Navigating Multiple Sclerosis as a Black Woman

Living with multiple sclerosis can be a challenging experience for anyone, but when it comes to Black women, there are often unique societal, cultural, and healthcare-related factors that play a role in their journey with MS. Let’s delve into the intersection of race and gender in the context of multiple sclerosis, specifically focusing on the experiences of black women living with this chronic condition.

African-American woman with spina bifida A mid adult African-American woman in her 30s in a wheelchair outdoors, in the city, smiling at the camera. She has spina bifida. Navigating Multiple Sclerosis as a Black Women stock pictures, royalty-free photos & images

First, what is Multiple Sclerosis (MS)?

Multiple Sclerosis (MS), is a complex neurological condition that primarily affects the nervous system. In a healthy nervous system, the nerve fibers are coated with a protective substance called myelin, much like the insulation around an electrical wire. This myelin sheath ensures that electrical signals travel efficiently from the brain to different parts of the body.

With MS, the immune system mistakenly attacks this protective myelin sheath, causing communication problems between the brain and the rest of the body. This process, known as demyelination, can lead to a range of symptoms that vary greatly from person to person, depending on which nerves are affected. It might cause changes in vision, like double vision or even loss of vision. Some people feel numbness, tingling, or weakness, which can be anywhere from mild to severe. Other common symptoms include muscle spasticity, vertigo or dizziness, problems with bladder control, painful involuntary muscle contractions, slurred speech, and fatigue.

It's important to acknowledge that the experience of MS is not homogenous, and there can be significant disparities in how the condition impacts different individuals. MS is a condition that doesn't discriminate, although, historically, MS was thought to be most common among young women of Northern European descent. However, recent data suggests that the incidence of MS among Black women may equal or even exceed that of other groups. The prevalence of MS among Black populations in the U.S. is greater compared to other racial and ethnic groups.

Black Woman Living With Multiple Sclerosis

When it comes to black women,there can be significant disparities that are often compounded by factors such as access to healthcare, economic resources, and social support. Studies have shown that black individuals, particularly women, may face obstacles in receiving timely and adequate healthcare for MS, which can affect disease management and overall quality of life.

Moreover, the societal and cultural dynamics surrounding the experiences of black women living with MS cannot be overlooked. Black women often juggle multiple roles and responsibilities within their families and communities, and the impact of MS on their daily lives can be especially complex. This may include managing symptoms, advocating for their own care within healthcare systems that may not always recognize their unique needs, and navigating the emotional and psychological aspects of living with a chronic condition.

Living with MS can be a lot to deal with. The fatigue associated with MS might mean you have to plan your day meticulously to conserve energy for essential tasks. Mobility issues could necessitate the use of aids or personal assistance, impacting your independence. Cognitive symptoms, such as problems with memory or concentration, might affect your performance at work, while the unpredictability of symptom flare-ups could lead to anxiety about daily activities. 

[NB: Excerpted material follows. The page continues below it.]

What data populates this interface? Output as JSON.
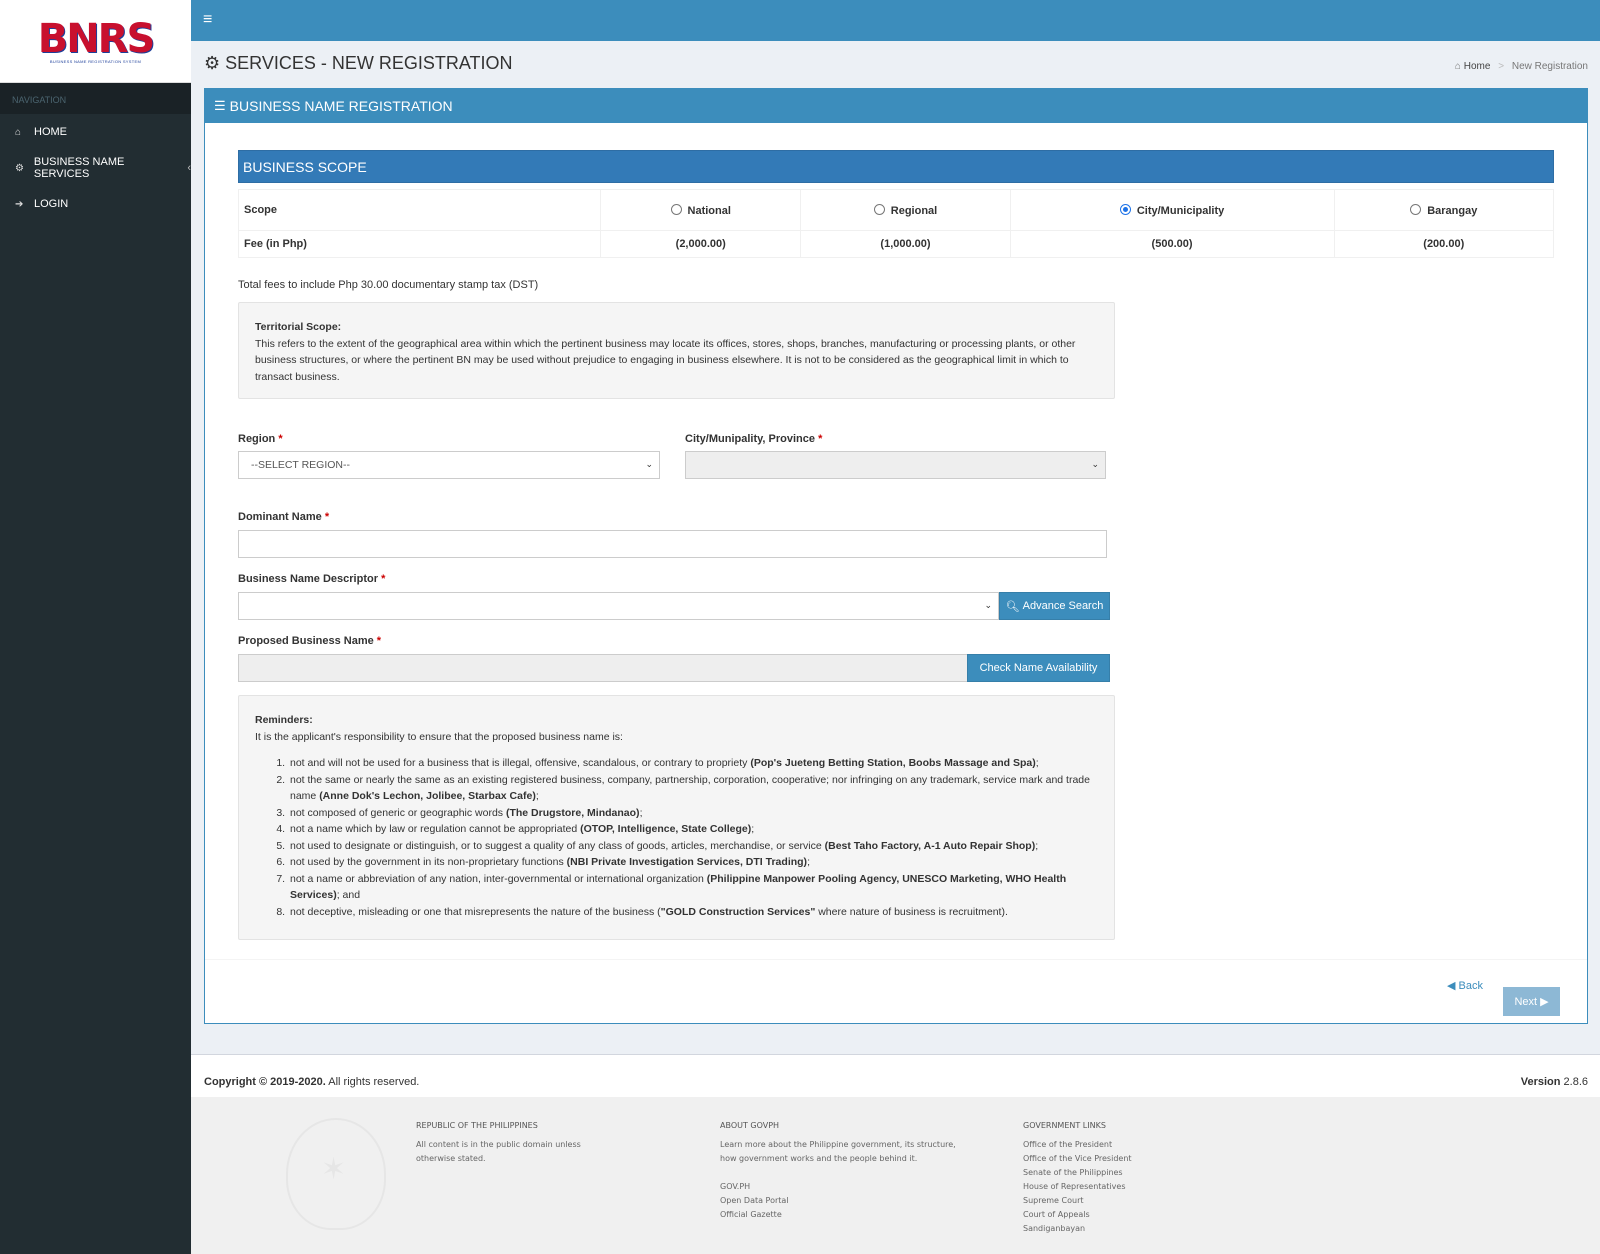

In addition, it's important to consider the representation of black women in MS research and advocacy. Historically, there has been a lack of diverse representation in clinical trials and research studies related to MS, which can limit our understanding of how the condition specifically affects different demographic groups. This lack of representation also has implications for the development of tailored treatment approaches and support resources for black women with MS.

Despite these challenges, it's crucial to highlight the resilience and strength of black women living with MS. Many individuals in this community have become vocal advocates for greater awareness, support, and representation within the MS landscape. By amplifying their voices and sharing their stories, we can work towards a more inclusive and equitable approach to addressing the needs of all individuals with MS, regardless of race or gender.

The experiences of black women living with multiple sclerosis are shaped by a complex interplay of cultural, societal, and healthcare-related factors. By recognizing and addressing the unique challenges they may face, and by amplifying their voices within the MS community, we can strive towards a more inclusive and supportive environment for all individuals affected by this condition. It is essential that we continue to foster greater understanding and advocacy to ensure that black women with MS receive the care and support they deserve.

Maintaining sufficient Vitamin D levels can offer several significant benefits. It’s been suggested by some research that Vitamin D could potentially offer protective effects against MS by modulating the immune system and promoting neural health. This means it could help reduce the risk of developing MS, even though it cannot be completely prevented due to genetic factors. Moreover, consuming Vitamin D supplements can contribute to a reduced chance of experiencing a relapse, and potentially lessen the formation of new scars in the nervous system.

Here's something specifically for black women: We understand that finding high-quality Vitamin D supplements can be a challenge. That's why Black Girl Vitamins offer a top-notch Vitamin D3 supplement that could be a fantastic addition to your wellness routine. The Vitamin D supplement from Black Girl Vitamins is a potent source of Vitamin D, which can help to reduce your risk of MS or effectively manage the condition.

Reviewed by Bryanne N. Standifer-barrett, MD